Problem statement: What lines of the data below include the word "notice"? Report them by copying each.

Dataset excerpts:
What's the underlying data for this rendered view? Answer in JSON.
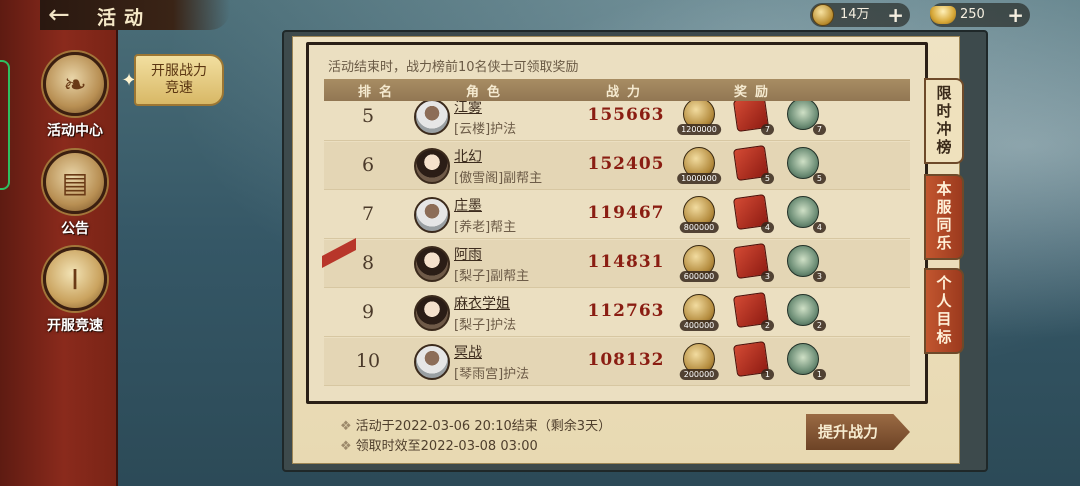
{
  "header": {
    "title": "活动",
    "resources": [
      {
        "icon": "copper-coin-icon",
        "value": "14万"
      },
      {
        "icon": "gold-ingot-icon",
        "value": "250"
      }
    ]
  },
  "left_nav": {
    "items": [
      {
        "label": "活动中心",
        "icon": "scroll-icon"
      },
      {
        "label": "公告",
        "icon": "notice-board-icon"
      },
      {
        "label": "开服竞速",
        "icon": "podium-icon"
      }
    ]
  },
  "subnav": {
    "line1": "开服战力",
    "line2": "竞速"
  },
  "panel": {
    "notice": "活动结束时，战力榜前10名侠士可领取奖励",
    "columns": [
      "排名",
      "角色",
      "战力",
      "奖励"
    ],
    "rows": [
      {
        "rank": "5",
        "name": "江雾",
        "guild": "[云楼]护法",
        "power": "155663",
        "rewards": [
          "1200000",
          "7",
          "7"
        ]
      },
      {
        "rank": "6",
        "name": "北幻",
        "guild": "[傲雪阁]副帮主",
        "power": "152405",
        "rewards": [
          "1000000",
          "5",
          "5"
        ]
      },
      {
        "rank": "7",
        "name": "庄墨",
        "guild": "[养老]帮主",
        "power": "119467",
        "rewards": [
          "800000",
          "4",
          "4"
        ]
      },
      {
        "rank": "8",
        "name": "阿雨",
        "guild": "[梨子]副帮主",
        "power": "114831",
        "rewards": [
          "600000",
          "3",
          "3"
        ]
      },
      {
        "rank": "9",
        "name": "麻衣学姐",
        "guild": "[梨子]护法",
        "power": "112763",
        "rewards": [
          "400000",
          "2",
          "2"
        ]
      },
      {
        "rank": "10",
        "name": "冥战",
        "guild": "[琴雨宫]护法",
        "power": "108132",
        "rewards": [
          "200000",
          "1",
          "1"
        ]
      }
    ],
    "footer": {
      "end_time": "活动于2022-03-06  20:10结束（剩余3天）",
      "claim_time": "领取时效至2022-03-08 03:00"
    },
    "boost_button": "提升战力"
  },
  "side_tabs": [
    {
      "label": "限时冲榜",
      "active": true
    },
    {
      "label": "本服同乐",
      "active": false
    },
    {
      "label": "个人目标",
      "active": false
    }
  ],
  "colors": {
    "rail_red": "#8a2a1c",
    "power_red": "#8a1d12",
    "parchment": "#ebdfc1"
  }
}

Exercise output:
        "icon": "notice-board-icon"
    "notice": "活动结束时，战力榜前10名侠士可领取奖励",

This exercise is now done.